▸ Work required
From the entries, copy every line that carries the string "title".

▸ Web page and app entries
+===+

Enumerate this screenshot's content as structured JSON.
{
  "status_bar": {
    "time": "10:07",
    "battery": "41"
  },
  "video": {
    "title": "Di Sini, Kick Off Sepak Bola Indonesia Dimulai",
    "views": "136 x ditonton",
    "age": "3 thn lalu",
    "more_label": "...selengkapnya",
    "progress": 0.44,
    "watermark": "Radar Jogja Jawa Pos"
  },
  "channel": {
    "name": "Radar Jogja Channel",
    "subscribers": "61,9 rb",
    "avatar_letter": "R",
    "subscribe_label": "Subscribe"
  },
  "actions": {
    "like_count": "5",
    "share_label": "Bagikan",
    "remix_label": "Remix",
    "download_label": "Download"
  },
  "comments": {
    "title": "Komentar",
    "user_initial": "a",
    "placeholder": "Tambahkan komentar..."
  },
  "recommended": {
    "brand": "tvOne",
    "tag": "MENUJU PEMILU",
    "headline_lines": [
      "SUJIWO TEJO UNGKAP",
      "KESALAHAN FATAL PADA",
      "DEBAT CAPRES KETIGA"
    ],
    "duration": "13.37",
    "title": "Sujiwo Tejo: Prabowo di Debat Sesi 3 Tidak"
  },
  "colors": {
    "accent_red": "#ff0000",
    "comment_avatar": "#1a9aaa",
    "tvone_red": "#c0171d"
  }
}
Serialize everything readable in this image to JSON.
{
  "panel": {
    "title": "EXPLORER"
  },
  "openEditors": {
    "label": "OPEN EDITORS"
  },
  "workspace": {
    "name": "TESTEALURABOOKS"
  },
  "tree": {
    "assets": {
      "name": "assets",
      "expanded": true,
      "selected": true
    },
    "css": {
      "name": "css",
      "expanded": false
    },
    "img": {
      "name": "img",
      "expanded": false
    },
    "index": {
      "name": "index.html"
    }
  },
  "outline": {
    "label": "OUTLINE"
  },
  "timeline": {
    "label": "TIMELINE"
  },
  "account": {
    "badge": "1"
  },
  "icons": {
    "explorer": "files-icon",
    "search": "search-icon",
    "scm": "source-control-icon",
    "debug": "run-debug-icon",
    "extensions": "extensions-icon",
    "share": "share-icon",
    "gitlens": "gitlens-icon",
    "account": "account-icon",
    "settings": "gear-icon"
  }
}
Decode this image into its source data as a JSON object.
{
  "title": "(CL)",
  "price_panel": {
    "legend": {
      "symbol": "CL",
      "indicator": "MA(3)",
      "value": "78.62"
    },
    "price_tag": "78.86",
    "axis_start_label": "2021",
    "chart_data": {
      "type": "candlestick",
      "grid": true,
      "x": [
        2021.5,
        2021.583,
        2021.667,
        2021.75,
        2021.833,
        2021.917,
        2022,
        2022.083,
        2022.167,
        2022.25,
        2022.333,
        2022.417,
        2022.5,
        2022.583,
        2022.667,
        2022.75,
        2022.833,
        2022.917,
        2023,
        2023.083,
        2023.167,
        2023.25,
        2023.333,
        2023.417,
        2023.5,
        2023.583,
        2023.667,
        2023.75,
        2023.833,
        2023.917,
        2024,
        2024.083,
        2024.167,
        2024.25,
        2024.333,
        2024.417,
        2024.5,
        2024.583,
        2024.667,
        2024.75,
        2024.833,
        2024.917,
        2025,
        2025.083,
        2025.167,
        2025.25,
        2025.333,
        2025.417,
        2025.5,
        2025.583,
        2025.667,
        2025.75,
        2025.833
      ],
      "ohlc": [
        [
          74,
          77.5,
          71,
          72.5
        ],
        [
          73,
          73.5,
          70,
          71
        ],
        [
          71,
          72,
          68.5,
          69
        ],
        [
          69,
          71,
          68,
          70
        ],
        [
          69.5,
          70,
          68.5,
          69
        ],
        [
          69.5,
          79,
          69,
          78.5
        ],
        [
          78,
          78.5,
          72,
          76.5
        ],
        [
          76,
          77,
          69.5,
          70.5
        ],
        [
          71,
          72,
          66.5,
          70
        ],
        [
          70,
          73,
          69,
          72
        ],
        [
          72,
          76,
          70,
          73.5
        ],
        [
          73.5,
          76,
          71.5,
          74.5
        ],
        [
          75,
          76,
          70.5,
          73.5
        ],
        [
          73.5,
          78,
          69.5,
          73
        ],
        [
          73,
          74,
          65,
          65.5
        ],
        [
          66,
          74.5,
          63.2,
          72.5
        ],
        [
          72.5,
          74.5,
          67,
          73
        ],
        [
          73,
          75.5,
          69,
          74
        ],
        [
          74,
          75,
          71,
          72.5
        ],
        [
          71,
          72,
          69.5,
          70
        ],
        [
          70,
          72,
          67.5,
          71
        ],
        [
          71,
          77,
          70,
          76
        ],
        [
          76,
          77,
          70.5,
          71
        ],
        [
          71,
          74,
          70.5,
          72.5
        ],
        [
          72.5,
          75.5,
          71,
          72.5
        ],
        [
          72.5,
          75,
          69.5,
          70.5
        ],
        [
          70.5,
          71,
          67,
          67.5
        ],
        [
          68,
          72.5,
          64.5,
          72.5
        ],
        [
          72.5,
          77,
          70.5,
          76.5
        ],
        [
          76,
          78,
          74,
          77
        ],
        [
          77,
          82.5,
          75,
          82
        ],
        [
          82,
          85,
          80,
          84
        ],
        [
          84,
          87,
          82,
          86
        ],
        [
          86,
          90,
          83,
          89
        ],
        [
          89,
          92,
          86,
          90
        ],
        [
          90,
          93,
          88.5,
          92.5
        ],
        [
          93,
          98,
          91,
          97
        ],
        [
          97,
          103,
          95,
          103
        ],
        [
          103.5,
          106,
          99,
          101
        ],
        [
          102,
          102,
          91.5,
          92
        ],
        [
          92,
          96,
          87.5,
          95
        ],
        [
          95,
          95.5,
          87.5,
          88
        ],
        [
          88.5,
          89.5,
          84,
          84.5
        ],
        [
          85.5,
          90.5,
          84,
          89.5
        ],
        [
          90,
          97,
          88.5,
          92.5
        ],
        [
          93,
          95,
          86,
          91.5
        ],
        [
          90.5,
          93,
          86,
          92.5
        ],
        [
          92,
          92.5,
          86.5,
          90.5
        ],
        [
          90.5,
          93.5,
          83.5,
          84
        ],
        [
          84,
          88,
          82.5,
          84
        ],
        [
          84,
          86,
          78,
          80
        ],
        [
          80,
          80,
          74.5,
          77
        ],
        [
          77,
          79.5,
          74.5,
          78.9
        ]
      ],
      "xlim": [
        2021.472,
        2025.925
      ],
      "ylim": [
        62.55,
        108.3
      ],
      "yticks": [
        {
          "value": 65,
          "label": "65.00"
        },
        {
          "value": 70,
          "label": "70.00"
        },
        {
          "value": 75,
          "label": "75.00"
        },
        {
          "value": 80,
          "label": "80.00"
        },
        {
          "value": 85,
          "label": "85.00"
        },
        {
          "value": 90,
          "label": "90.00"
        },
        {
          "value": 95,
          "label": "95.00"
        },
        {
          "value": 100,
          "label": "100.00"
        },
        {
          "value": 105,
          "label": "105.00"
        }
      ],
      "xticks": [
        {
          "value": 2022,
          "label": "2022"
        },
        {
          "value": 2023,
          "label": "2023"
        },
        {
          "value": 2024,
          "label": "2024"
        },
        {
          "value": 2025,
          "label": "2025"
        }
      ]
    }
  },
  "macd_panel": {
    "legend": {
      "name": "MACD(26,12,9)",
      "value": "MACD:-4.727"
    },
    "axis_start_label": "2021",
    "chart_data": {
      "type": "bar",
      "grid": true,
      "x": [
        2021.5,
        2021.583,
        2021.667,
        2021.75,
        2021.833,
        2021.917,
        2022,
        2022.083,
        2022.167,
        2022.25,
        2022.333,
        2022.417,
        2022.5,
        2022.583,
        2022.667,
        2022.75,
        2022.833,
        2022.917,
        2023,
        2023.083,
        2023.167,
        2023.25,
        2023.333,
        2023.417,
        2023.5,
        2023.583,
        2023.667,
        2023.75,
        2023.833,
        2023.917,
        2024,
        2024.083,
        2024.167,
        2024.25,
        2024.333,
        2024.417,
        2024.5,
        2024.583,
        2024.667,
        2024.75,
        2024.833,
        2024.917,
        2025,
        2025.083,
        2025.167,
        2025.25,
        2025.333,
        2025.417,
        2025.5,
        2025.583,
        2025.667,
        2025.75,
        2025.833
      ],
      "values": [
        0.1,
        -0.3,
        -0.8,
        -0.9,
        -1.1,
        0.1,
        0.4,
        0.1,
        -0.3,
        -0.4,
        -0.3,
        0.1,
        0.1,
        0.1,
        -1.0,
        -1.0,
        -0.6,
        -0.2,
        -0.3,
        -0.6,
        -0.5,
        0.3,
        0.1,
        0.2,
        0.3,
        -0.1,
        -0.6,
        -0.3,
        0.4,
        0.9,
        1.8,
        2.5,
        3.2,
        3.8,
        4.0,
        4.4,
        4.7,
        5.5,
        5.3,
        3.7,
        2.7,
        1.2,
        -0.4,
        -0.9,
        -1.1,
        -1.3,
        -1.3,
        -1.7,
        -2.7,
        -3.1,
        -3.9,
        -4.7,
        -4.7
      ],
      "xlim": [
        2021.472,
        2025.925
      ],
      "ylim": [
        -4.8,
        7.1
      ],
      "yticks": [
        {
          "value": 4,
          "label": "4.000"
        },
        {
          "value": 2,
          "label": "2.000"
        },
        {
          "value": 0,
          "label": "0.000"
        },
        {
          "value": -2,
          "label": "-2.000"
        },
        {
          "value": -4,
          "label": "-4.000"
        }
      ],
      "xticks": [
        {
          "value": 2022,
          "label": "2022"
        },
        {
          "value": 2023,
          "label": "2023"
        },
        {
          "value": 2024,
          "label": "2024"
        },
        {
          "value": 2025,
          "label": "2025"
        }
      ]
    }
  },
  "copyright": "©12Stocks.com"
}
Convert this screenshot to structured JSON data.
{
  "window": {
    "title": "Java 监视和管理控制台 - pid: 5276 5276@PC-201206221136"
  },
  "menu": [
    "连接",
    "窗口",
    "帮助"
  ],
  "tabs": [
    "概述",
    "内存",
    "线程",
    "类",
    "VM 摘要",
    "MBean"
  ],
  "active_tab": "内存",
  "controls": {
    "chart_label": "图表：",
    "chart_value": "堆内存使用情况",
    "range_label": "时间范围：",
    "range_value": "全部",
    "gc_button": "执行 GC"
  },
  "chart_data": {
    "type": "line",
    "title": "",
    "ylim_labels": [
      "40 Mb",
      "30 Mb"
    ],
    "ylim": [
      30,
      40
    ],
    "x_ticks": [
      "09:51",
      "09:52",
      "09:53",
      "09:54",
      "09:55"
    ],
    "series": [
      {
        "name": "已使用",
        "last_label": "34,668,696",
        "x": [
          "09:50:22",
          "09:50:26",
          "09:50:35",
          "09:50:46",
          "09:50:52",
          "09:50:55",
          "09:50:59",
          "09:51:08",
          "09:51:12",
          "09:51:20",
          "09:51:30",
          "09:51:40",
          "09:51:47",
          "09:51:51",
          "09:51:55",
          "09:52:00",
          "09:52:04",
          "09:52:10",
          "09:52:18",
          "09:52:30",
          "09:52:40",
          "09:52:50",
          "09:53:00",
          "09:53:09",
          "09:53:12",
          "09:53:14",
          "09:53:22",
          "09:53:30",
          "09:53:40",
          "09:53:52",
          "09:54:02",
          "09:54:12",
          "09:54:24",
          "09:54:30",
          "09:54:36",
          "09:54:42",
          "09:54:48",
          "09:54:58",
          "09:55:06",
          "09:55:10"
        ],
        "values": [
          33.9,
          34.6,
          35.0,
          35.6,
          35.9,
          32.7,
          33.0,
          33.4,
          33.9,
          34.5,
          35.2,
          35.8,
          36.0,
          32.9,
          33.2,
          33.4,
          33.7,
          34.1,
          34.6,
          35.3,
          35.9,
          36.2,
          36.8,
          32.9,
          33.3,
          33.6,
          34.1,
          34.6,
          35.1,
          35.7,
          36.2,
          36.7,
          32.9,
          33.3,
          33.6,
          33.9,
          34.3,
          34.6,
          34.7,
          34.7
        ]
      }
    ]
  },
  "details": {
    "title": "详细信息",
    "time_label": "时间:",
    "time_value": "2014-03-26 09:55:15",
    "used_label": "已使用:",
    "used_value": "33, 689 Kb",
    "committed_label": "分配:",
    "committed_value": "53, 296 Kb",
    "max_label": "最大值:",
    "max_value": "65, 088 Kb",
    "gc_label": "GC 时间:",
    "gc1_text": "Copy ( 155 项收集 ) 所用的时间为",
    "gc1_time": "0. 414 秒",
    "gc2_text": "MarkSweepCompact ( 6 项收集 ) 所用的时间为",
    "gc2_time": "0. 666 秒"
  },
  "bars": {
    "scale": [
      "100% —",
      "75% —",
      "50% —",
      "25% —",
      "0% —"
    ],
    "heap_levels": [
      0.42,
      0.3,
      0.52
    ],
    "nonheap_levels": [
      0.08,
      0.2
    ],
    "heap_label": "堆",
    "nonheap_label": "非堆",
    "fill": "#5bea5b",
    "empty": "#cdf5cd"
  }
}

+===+

▸ Result of this task
    "title": "Di Sini, Kick Off Sepak Bola Indonesia Dimulai",
    "title": "Komentar",
    "title": "Sujiwo Tejo: Prabowo di Debat Sesi 3 Tidak"
    "title": "EXPLORER"
  "title": "(CL)",
    "title": "Java 监视和管理控制台 - pid: 5276 5276@PC-201206221136"
    "title": "",
    "title": "详细信息",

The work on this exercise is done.